Joe Biden may be the clear leader in the race to win the Democratic nomination, but Bernie Sanders isn’t out just yet. His continued legitimacy throughout the presidential primary race has sounded alarms not just for Republicans, but for mainstream, moderate Democrats. Why? One look at some of his policy positions and it’s pretty clear. From his praise of notorious communist dictator Fidel Castro, to his $60 trillion agenda, his policy proposals are viewed by many on his own side of the aisle as extreme and radical.
While Sanders’ stances on things like healthcare, taxes, and defense spending might be soaking up all the headlines, there are other issues he endorses that are equally as troubling, especially to farmers like me. Buried in his policy platform is support for a national “right to repair” policy. So far, so-called “right to repair” or “fair repair” bills have only been brought up at the state level and have failed to pass in every state, regardless of the political party in charge. That’s because this policy, despite how nice it sounds, is misleading and would actually do more harm than good for the agriculture community.
“Right to repair” bills aren’t actually about the right to repair equipment — it’s already legal for farmers to repair their equipment and it’s their right to maintain their tractors, combines, and other farming gear. But special interest groups are taking advantage of farmers in order to get access to code. They want to gain unfettered access to the equipment’s technology, which isn’t necessary for equipment owners to perform most maintenance and repair tasks. This policy would give bad actors a loophole by making their nefarious activities, like stealing and modifying embedded code, legal.
This would have all kinds of negative consequences for farmers and the agriculture community as a whole. These illegal modifications would undermine the equipment’s safety and emissions controls, and reduce durability, reliability and resale value. It will also shorten the equipment’s lifespan, putting at risk the hundreds of thousands of dollars that farmers and ranchers invest in their machinery.
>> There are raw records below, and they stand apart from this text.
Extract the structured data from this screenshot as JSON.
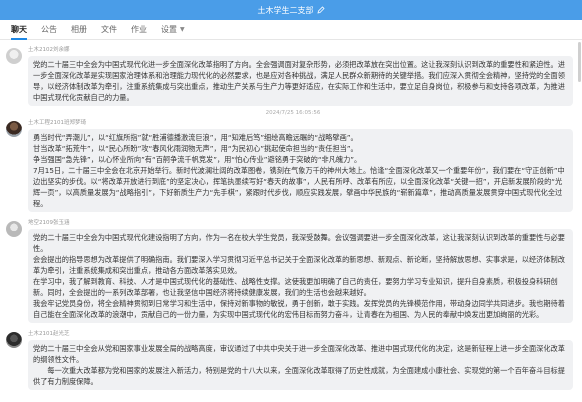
{
  "window": {
    "title": "土木学生二支部",
    "edit_icon": "pencil-icon"
  },
  "tabs": [
    {
      "label": "聊天",
      "active": true
    },
    {
      "label": "公告"
    },
    {
      "label": "相册"
    },
    {
      "label": "文件"
    },
    {
      "label": "作业"
    },
    {
      "label": "设置"
    }
  ],
  "messages": [
    {
      "sender": "土木2102刘余娜",
      "paragraphs": [
        "党的二十届三中全会为中国式现代化进一步全面深化改革指明了方向。全会强调面对复杂形势，必须把改革放在突出位置。这让我深刻认识到改革的重要性和紧迫性。进一步全面深化改革是实现国家治理体系和治理能力现代化的必然要求，也是应对各种挑战，满足人民群众新期待的关键举措。我们应深入贯彻全会精神，坚持党的全面领导，以经济体制改革为牵引，注重系统集成与突出重点，推动生产关系与生产力等更好适应，在实际工作和生活中，要立足自身岗位，积极参与和支持各项改革，为推进中国式现代化贡献自己的力量。"
      ]
    },
    {
      "timestamp": "2024/7/25 16:05:56"
    },
    {
      "sender": "土木工程2101班郑梦琦",
      "paragraphs": [
        "勇当时代“弄潮儿”，以“红旗所指”就“胜浦德播激流巨浪”，用“知难后笃”细绘高瞻远瞩的“战略擘画”。",
        "甘当改革“拓荒牛”，以“民心所盼”攻“春风化雨润物无声”，用“为民初心”挑起使命担当的“责任担当”。",
        "争当强国“急先锋”，以心怀业所向”有“百舸争流千帆竞发”，用“怕心传业”避铭勇于突破的“非凡魄力”。",
        "7月15日，二十届三中全会在北京开始举行。新时代波澜壮阔的改革图卷，镌刻在气象万千的神州大地上。恰逢“全面深化改革又一个重要年份”，我们要在“守正创新”中边出坚实的步伐。以“将改革开放进行到底”的坚定决心，挥笔执墨续写好“春天的故事”，人民有所呼、改革有所应，以全面深化改革“关键一招”，开启新发展阶段的“光辉一页”，以高质量发展为“战略指引”，下好新质生产力“先手棋”，紧跟时代步伐，顺应实践发展，擘画中华民族的“崭新篇章”，推动高质量发展贯穿中国式现代化全过程。"
      ]
    },
    {
      "sender": "地空2109张玉涵",
      "paragraphs": [
        "党的二十届三中全会为中国式现代化建设指明了方向，作为一名在校大学生党员，我深受鼓舞。会议强调要进一步全面深化改革，这让我深刻认识到改革的重要性与必要性。",
        "会会提出的指导思想为改革提供了明确指南。我们要深入学习贯彻习近平总书记关于全面深化改革的新思想、新观点、新论断，坚持解放思想、实事求是，以经济体制改革为牵引，注重系统集成和突出重点，推动各方面改革落实见效。",
        "在学习中，我了解到教育、科技、人才是中国式现代化的基础性、战略性支撑。这使我更加明确了自己的责任，要努力学习专业知识，提升自身素质，积极投身科研创新。同时，全会提出的一系列改革部署，也让我坚信中国经济将持续健康发展，我们的生活也会越来越好。",
        "我会牢记党员身份，将全会精神贯彻到日常学习和生活中，保持对新事物的敏锐，勇于创新，敢于实践。发挥党员的先锋模范作用，带动身边同学共同进步。我也期待着自己能在全面深化改革的浪潮中，贡献自己的一份力量，为实现中国式现代化的宏伟目标而努力奋斗，让青春在为祖国、为人民的奉献中焕发出更加绚丽的光彩。"
      ]
    },
    {
      "sender": "土木2101赵光芝",
      "paragraphs": [
        "党的二十届三中全会从党和国家事业发展全局的战略高度，审议通过了中共中央关于进一步全面深化改革、推进中国式现代化的决定，这是新征程上进一步全面深化改革的纲领性文件。",
        "　　每一次重大改革都为党和国家的发展注入新活力，特别是党的十八大以来，全面深化改革取得了历史性成就，为全面建成小康社会、实现党的第一个百年奋斗目标提供了有力制度保障。"
      ]
    }
  ]
}
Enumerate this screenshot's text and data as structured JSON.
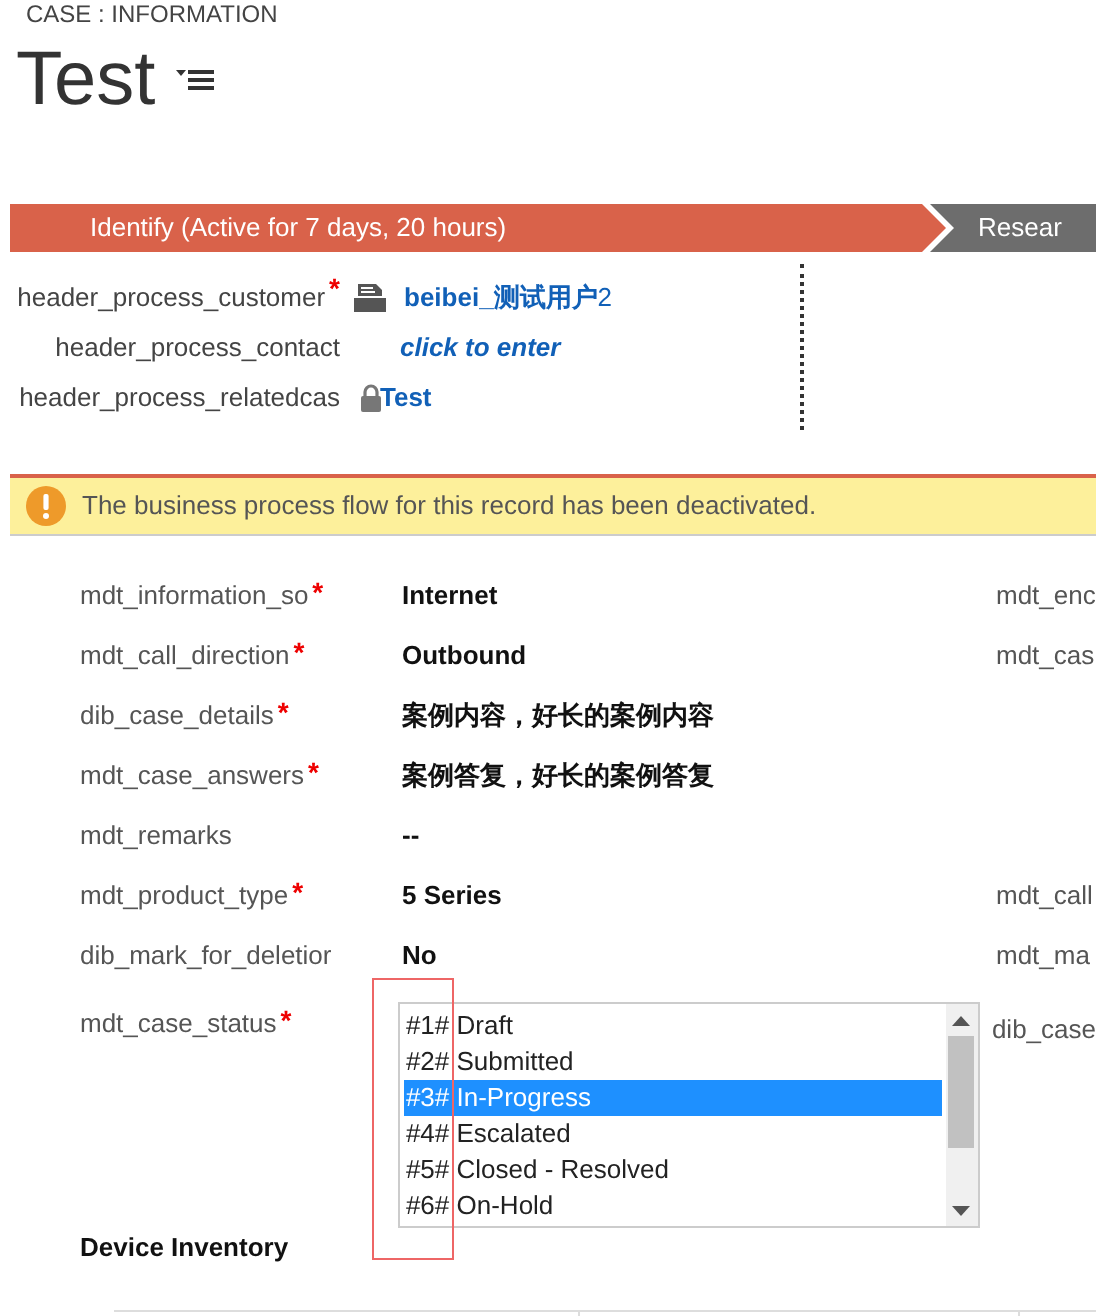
{
  "header": {
    "entity": "CASE : INFORMATION",
    "title": "Test"
  },
  "process_stages": [
    {
      "label": "Identify (Active for 7 days, 20 hours)",
      "selected": true
    },
    {
      "label": "Resear",
      "selected": false
    }
  ],
  "header_fields": [
    {
      "label": "header_process_customer",
      "required_mark": "*",
      "kind": "lookup",
      "value": "**beibei_测试用户**2"
    },
    {
      "label": "header_process_contact",
      "kind": "empty",
      "value": "click to enter"
    },
    {
      "label": "header_process_relatedcas",
      "kind": "locked",
      "value": "Test"
    }
  ],
  "notification": {
    "text": "The business process flow for this record has been deactivated."
  },
  "form_fields": [
    {
      "label": "mdt_information_so",
      "required_mark": "*",
      "kind": "text",
      "value": "Internet",
      "side_label": "mdt_enc"
    },
    {
      "label": "mdt_call_direction",
      "required_mark": "*",
      "kind": "text",
      "value": "Outbound",
      "side_label": "mdt_cas"
    },
    {
      "label": "dib_case_details",
      "required_mark": "*",
      "kind": "text",
      "value": "案例内容，好长的案例内容"
    },
    {
      "label": "mdt_case_answers",
      "required_mark": "*",
      "kind": "text",
      "value": "案例答复，好长的案例答复"
    },
    {
      "label": "mdt_remarks",
      "kind": "text",
      "value": "--"
    },
    {
      "label": "mdt_product_type",
      "required_mark": "*",
      "kind": "text",
      "value": "5 Series",
      "side_label": "mdt_call"
    },
    {
      "label": "dib_mark_for_deletior",
      "kind": "text",
      "value": "No",
      "side_label": "mdt_ma"
    },
    {
      "label": "mdt_case_status",
      "required_mark": "*",
      "kind": "listbox",
      "side_label": "dib_case",
      "options": [
        {
          "label": "#1# Draft",
          "selected": false
        },
        {
          "label": "#2# Submitted",
          "selected": false
        },
        {
          "label": "#3# In-Progress",
          "selected": true
        },
        {
          "label": "#4# Escalated",
          "selected": false
        },
        {
          "label": "#5# Closed - Resolved",
          "selected": false
        },
        {
          "label": "#6# On-Hold",
          "selected": false
        }
      ]
    }
  ],
  "section": {
    "title": "Device Inventory"
  }
}
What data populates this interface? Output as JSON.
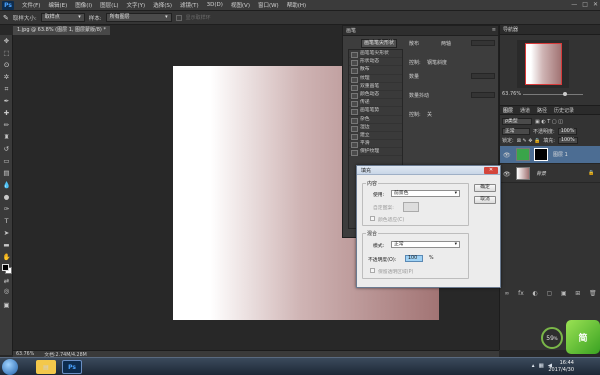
{
  "app": {
    "logo": "Ps",
    "menu": [
      "文件(F)",
      "编辑(E)",
      "图像(I)",
      "图层(L)",
      "文字(Y)",
      "选择(S)",
      "滤镜(T)",
      "3D(D)",
      "视图(V)",
      "窗口(W)",
      "帮助(H)"
    ],
    "window_controls": [
      "—",
      "□",
      "✕"
    ]
  },
  "options_bar": {
    "sample_size_label": "取样大小:",
    "sample_size_value": "取样点",
    "sample_label": "样本:",
    "sample_value": "所有图层",
    "show_ring_label": "显示取样环"
  },
  "document": {
    "tab_label": "1.jpg @ 63.8% (图层 1, 图层蒙版/8) *"
  },
  "history_panel": {
    "title": "画笔",
    "active_tab": "画笔笔尖形状",
    "items": [
      "画笔笔尖形状",
      "形状动态",
      "散布",
      "纹理",
      "双重画笔",
      "颜色动态",
      "传递",
      "画笔笔势",
      "杂色",
      "湿边",
      "建立",
      "平滑",
      "保护纹理"
    ],
    "right_labels": {
      "scatter": "散布",
      "both_axes": "两轴",
      "control_label": "控制:",
      "control_value": "钢笔斜度",
      "count": "数量",
      "count_jitter": "数量抖动",
      "control2_value": "关"
    }
  },
  "navigator": {
    "tabs": [
      "导航器"
    ],
    "zoom": "63.76%"
  },
  "layers_panel": {
    "tabs": [
      "图层",
      "通道",
      "路径",
      "历史记录"
    ],
    "kind_label": "ρ类型",
    "blend_mode": "正常",
    "opacity_label": "不透明度:",
    "opacity_value": "100%",
    "lock_label": "锁定:",
    "fill_label": "填充:",
    "fill_value": "100%",
    "layers": [
      {
        "name": "图层 1",
        "selected": true
      },
      {
        "name": "背景",
        "selected": false
      }
    ],
    "footer_icons": [
      "∞",
      "fx",
      "◐",
      "▢",
      "▣",
      "⊞",
      "🗑"
    ]
  },
  "status_bar": {
    "zoom": "63.76%",
    "doc_size": "文档:2.74M/4.28M"
  },
  "fill_dialog": {
    "title": "填充",
    "content_group": "内容",
    "use_label": "使用:",
    "use_value": "前景色",
    "custom_pattern_label": "自定图案:",
    "color_adaptation_label": "颜色适应(C)",
    "blending_group": "混合",
    "mode_label": "模式:",
    "mode_value": "正常",
    "opacity_label": "不透明度(O):",
    "opacity_value": "100",
    "opacity_unit": "%",
    "preserve_transparency_label": "保留透明区域(P)",
    "ok_label": "确定",
    "cancel_label": "取消",
    "close_glyph": "✕"
  },
  "overlay": {
    "percent": "59",
    "percent_unit": "%",
    "watermark": "简"
  },
  "taskbar": {
    "clock_time": "16:44",
    "clock_date": "2017/4/30"
  },
  "colors": {
    "foreground": "#000000",
    "background": "#ffffff",
    "gradient_end": "#a27474",
    "accent_selection": "#4c6d93"
  }
}
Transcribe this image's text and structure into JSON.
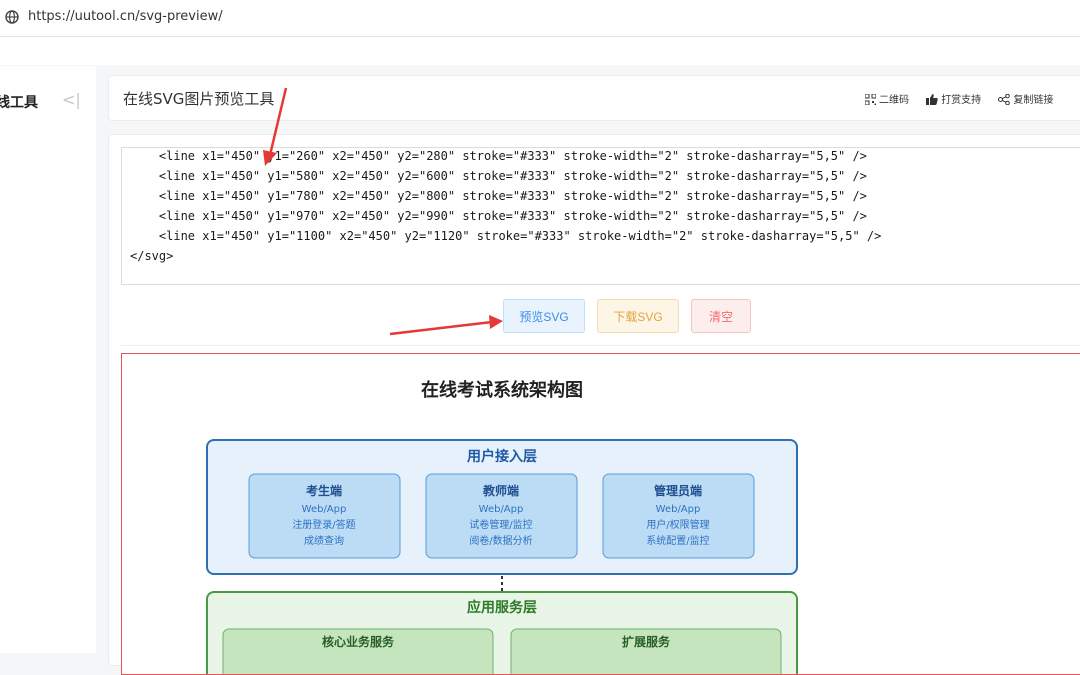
{
  "browser": {
    "url": "https://uutool.cn/svg-preview/"
  },
  "sidebar": {
    "title": "线工具",
    "collapse_glyph": "<|"
  },
  "header": {
    "title": "在线SVG图片预览工具",
    "actions": [
      {
        "label": "二维码",
        "icon": "qrcode-icon"
      },
      {
        "label": "打赏支持",
        "icon": "thumbs-up-icon"
      },
      {
        "label": "复制链接",
        "icon": "share-icon"
      }
    ]
  },
  "editor": {
    "lines": [
      "    <line x1=\"450\" y1=\"260\" x2=\"450\" y2=\"280\" stroke=\"#333\" stroke-width=\"2\" stroke-dasharray=\"5,5\" />",
      "    <line x1=\"450\" y1=\"580\" x2=\"450\" y2=\"600\" stroke=\"#333\" stroke-width=\"2\" stroke-dasharray=\"5,5\" />",
      "    <line x1=\"450\" y1=\"780\" x2=\"450\" y2=\"800\" stroke=\"#333\" stroke-width=\"2\" stroke-dasharray=\"5,5\" />",
      "    <line x1=\"450\" y1=\"970\" x2=\"450\" y2=\"990\" stroke=\"#333\" stroke-width=\"2\" stroke-dasharray=\"5,5\" />",
      "    <line x1=\"450\" y1=\"1100\" x2=\"450\" y2=\"1120\" stroke=\"#333\" stroke-width=\"2\" stroke-dasharray=\"5,5\" />",
      "</svg>"
    ]
  },
  "buttons": {
    "preview": "预览SVG",
    "download": "下载SVG",
    "clear": "清空"
  },
  "diagram": {
    "title": "在线考试系统架构图",
    "layer1": {
      "title": "用户接入层",
      "boxes": [
        {
          "title": "考生端",
          "lines": [
            "Web/App",
            "注册登录/答题",
            "成绩查询"
          ]
        },
        {
          "title": "教师端",
          "lines": [
            "Web/App",
            "试卷管理/监控",
            "阅卷/数据分析"
          ]
        },
        {
          "title": "管理员端",
          "lines": [
            "Web/App",
            "用户/权限管理",
            "系统配置/监控"
          ]
        }
      ]
    },
    "layer2": {
      "title": "应用服务层",
      "boxes": [
        {
          "title": "核心业务服务"
        },
        {
          "title": "扩展服务"
        }
      ]
    }
  },
  "colors": {
    "accent_blue": "#3a8ee6",
    "warning_orange": "#e6a23c",
    "danger_red": "#f56c6c",
    "layer1_fill": "#e6f1fc",
    "layer1_stroke": "#2f6fb5",
    "box_blue": "#bcdcf6",
    "layer2_fill": "#e9f5e6",
    "layer2_stroke": "#4a9a45",
    "box_green": "#c5e5bf",
    "annotation_arrow": "#e53935"
  }
}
It’s clear that “right to repair” advocates are exploiting a false narrative to further their agenda. Maybe that is why every state that has previously introduced “right to repair” bills failed to pass the legislation. Lawmakers on both sides of the aisle in leading agriculture states from Iowa to New York, and in my own state of North Dakota, were not fooled by the hidden intentions of overly broad "right to repair" bills, especially at the expense of hard-working farmers and ranchers.
Modern-era technology allows farmers to operate more efficiently by better utilizing their resources. Innovative technology, like precision agriculture, is intended to improve the livelihood of farmers and ranchers. The farming industry has changed dramatically for the better over the past few decades, thanks in part, to investments in new technologies.
Bernie Sanders clearly does not understand this, and has decided to embrace another fringe, unpopular policy that will hurt the people he’s trying to support. Allowing bad actors to tamper with and have access to equipment’s embedded code undermines the hard-work manufacturers put into providing the latest high-tech features to make farmers’ lives better.
The U.S. agriculture industry will only continue to thrive if smart policies are in place to foster new innovative ideas, which means our politicians — at the state and national level — should stay away from “right to repair” bills.